A SIGNIFICANT TIME
2016 is a significant year for Ireland as we celebrate a century since the 1916 Rising. A firm of solicitors in Ballyhaunis also celebrates its centenary.
The firm began with Austin J Crean. He qualified as a solicitor in 1910 and set up practice on his own at Bridge Street, Ballyhaunis in 1916. He resided in what was then known as Windsor Villa, with his wife Eileen. Windsor Villa was subsequently purchased by the late Dr Eamon A Waldron and is currently occupied by Dr Michael Brogan and his family.
The first location of the practice was above the premises now known as Eugene Carney’s “The Gem” at Bridge Street. At that time it was owned by the Casserley Family, Paddy Casserley and his wife Mary. With the assistance of Mary’s sister Eileen Gilmore, they ran a newspaper shop and those of a certain vintage will remember the dinky toys they also sold.
Austin Crean was also the Returning Office for Elections for the County of Mayo, as well as being the County Sherriff. He remained in Bridge Street until 1937.
Micheal O’Cleirigh, a native of Logboy, Ballyhaunis, joined the firm of Austin Crean in 1937. They then changed the name of the practice to Crean & O’Cleirigh, and continued to practice over The Gem.
With the retirement of Austin Crean in 1938, Micheal O’Cleirigh took over the running of the practice on his own and he remained on his own until 1939 when he felt the need to expand staff.
Patrick M (Pat) O’Dwyer answered an advert in the Irish Times in 1939. He was then living with his parents and the extended O’Dwyer Family in West Street, Tallow, Co Waterford. Having recently qualified as a solicitor he was looking for work. He travelled from Tallow to Ballyhaunis and shortly afterwards began work in Crean & O’Cleirigh.
Micheal O’Cleirigh was also a Fianna Fáil TD for South Mayo from 1927 to 1945. Micheal O’Cleirigh and Pat O’Dwyer practised together until 1945 when Micheal O’Cleirigh was appointed County Registrar for Dublin City and County and resigned his seat as a Fianna Fáil TD. The practice was continued by Pat O’Dwyer until his untimely death in 1965.
Upon his death, there was no solicitor to run the practice. The O’Dwyer family kept the practise open with the benefit and support of colleagues and locum solicitors. There was admirable assistance from neighbouring practitioners including Gerry Gannon of Castlerea, Frank Keating from Limerick, Kieran McDermott from Sligo as well as the late Joe Gilmartin of Balla, Castlebar, who had been an apprentice of the late Pat O’Dwyer.
In 1968, I joined the practice and have remained here since. On joining the practice in 1968 I decided to change the name to Crean, O’Cleirigh & O’Dwyer acknowledging the role of my predecessors since the foundation of the practice.
In 1972, an opportunity arose in Bridge Street to move to our current premises, which was purchased from the Estate of Aggie Rattigan. She and her brother had run a licensed grocer shop. The auctioneer was Jack Halpin, of Main Street.
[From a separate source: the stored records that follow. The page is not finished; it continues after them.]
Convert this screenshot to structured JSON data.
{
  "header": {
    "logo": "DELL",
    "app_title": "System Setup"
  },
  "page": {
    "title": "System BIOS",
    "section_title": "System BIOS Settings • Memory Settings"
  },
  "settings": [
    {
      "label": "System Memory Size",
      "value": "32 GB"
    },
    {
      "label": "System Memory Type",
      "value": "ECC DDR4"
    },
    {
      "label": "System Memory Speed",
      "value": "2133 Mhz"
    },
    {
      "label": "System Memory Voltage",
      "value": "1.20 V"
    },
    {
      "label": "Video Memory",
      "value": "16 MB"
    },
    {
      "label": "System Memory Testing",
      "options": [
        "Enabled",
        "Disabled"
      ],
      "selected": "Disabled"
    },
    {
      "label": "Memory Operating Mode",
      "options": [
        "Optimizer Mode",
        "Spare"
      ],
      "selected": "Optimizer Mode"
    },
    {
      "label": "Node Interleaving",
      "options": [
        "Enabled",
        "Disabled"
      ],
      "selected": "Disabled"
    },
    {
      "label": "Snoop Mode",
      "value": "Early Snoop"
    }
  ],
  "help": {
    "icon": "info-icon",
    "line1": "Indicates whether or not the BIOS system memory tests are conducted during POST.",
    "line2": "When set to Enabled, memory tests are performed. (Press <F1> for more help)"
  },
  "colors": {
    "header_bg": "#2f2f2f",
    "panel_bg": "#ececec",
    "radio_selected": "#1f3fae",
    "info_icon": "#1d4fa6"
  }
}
The office was opened on the ground floor with accommodation on the first and second floor for many young people who were in the process of building their own homes at the time.
Mrs Christina Elwood, then of Leow, who had been the secretary of the late Pat O’Dwyer, was the cornerstone of the practice having joined in 1962 and remaining until her untimely death in 1996.
Throughout the years, the office building has been rebuilt and extended. In recent years, we have been joined by Evan O’Dwyer in 2000, and Conor O’Dwyer in 2009, raising our complement to three solicitors. Our support staff come from counties Mayo, Roscommon and Galway and we have a wide spread of representation.
In 2014, we decided that we should rebrand and call ourselves as we are known to clients, O’Dwyer. With the assistance of our clients, we have had a very successful changeover.
The old name of Crean O’Cleirigh & O’Dwyer has not been consigned to history but placed to one side as we move forward.
This coming year is important for us as we celebrate our 100 years in business. We are very pleased to have reached this milestone but acknowledge that we could not have done this without the support and friendship of all of the townspeople from Ballyhaunis and further afield.
We thank you all the support which you have given us over this past 100 years and we look forward to entering into the second century in the service of our community.